Social care professionals remain sceptical that the government’s
new bursary scheme for social work students will help address the
workforce shortage, writes Derren

From next September social work students will receive at least
£3,000 a year in living and travelling expenses – around
£60 a week – and £1,075 in tuition fees.

The bursary will be available to students doing the new 3-year
social work degree or new and existing DipSW, who receive no
funding from their local education authority or employers. Extra
allowances will be available to those who have disabilities or
dependents and who do not already have a degree.

The new bursary is in addition to the existing means-tested
maintenance grant of between £2,714-£4,316 offered by the
General Social Care Council for students with a first degree who do
not receive any other support.

A combination of both the new bursary and grant will bring
funding for social work students nearer to levels enjoyed by nurses
(a maximum of £6,232 with a possible £2,578 extra), and
teachers (a basic £6,000 or £7,000 for hard-to-recruit

Owen Davies, Unison’s national officer for social services
Unison, said it was only a “small” step in the right direction.

“People that go into social work are often older than those in
other sectors, and may have family responsibilities,” he said.

“It makes it very tough financially for a lot of social work
students to survive, and is a major reason why some can’t
complete courses.”
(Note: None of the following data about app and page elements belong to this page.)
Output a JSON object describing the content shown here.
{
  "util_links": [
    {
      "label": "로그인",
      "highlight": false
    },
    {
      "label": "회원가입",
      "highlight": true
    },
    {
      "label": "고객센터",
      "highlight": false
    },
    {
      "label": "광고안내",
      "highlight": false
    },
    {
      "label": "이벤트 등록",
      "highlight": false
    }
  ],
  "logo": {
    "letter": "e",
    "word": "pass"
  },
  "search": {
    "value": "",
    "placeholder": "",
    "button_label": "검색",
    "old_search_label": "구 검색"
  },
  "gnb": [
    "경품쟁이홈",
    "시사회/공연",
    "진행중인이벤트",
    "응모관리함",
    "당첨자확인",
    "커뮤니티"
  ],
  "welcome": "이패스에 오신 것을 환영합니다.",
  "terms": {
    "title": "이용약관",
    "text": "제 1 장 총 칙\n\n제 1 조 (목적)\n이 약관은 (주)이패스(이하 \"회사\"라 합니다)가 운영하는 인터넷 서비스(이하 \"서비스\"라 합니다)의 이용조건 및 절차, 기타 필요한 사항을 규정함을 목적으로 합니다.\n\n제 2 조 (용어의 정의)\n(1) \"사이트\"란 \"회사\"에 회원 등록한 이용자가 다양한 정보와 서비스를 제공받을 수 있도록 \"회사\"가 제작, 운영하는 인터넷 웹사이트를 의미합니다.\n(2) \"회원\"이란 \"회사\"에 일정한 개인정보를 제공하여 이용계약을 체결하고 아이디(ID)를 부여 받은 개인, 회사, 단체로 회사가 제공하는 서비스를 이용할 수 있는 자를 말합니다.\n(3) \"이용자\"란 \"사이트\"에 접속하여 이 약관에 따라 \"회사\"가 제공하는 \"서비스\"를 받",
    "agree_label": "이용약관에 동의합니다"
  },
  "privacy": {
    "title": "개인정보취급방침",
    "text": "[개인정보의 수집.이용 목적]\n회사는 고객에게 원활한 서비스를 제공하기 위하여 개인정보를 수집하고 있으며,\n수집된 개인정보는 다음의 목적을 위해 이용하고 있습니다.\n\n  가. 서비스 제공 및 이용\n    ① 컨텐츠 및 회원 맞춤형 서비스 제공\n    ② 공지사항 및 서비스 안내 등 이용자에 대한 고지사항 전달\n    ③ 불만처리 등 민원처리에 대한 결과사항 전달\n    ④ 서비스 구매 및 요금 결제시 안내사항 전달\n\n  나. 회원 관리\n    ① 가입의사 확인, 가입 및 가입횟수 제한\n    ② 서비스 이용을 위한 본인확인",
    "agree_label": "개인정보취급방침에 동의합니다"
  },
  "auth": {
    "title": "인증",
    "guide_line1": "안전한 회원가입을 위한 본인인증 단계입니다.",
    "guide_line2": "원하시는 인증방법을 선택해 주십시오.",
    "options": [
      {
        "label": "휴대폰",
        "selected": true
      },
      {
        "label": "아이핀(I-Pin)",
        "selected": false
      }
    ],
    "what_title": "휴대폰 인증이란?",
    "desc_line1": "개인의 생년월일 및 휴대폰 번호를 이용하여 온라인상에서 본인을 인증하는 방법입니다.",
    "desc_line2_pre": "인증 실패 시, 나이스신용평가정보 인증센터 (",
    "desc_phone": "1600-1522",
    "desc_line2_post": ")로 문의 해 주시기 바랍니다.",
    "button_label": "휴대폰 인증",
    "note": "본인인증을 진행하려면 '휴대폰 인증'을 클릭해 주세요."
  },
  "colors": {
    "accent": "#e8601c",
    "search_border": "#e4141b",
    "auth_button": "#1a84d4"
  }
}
Hilary Simon, secretary of the resources committee of the
Association of Directors of Social Services, said many social work
students have to continue working, which affects their academic

“This will help, but at the rate it is the impact will be
marginal,” said Simon.

More from Community Care

Comments are closed.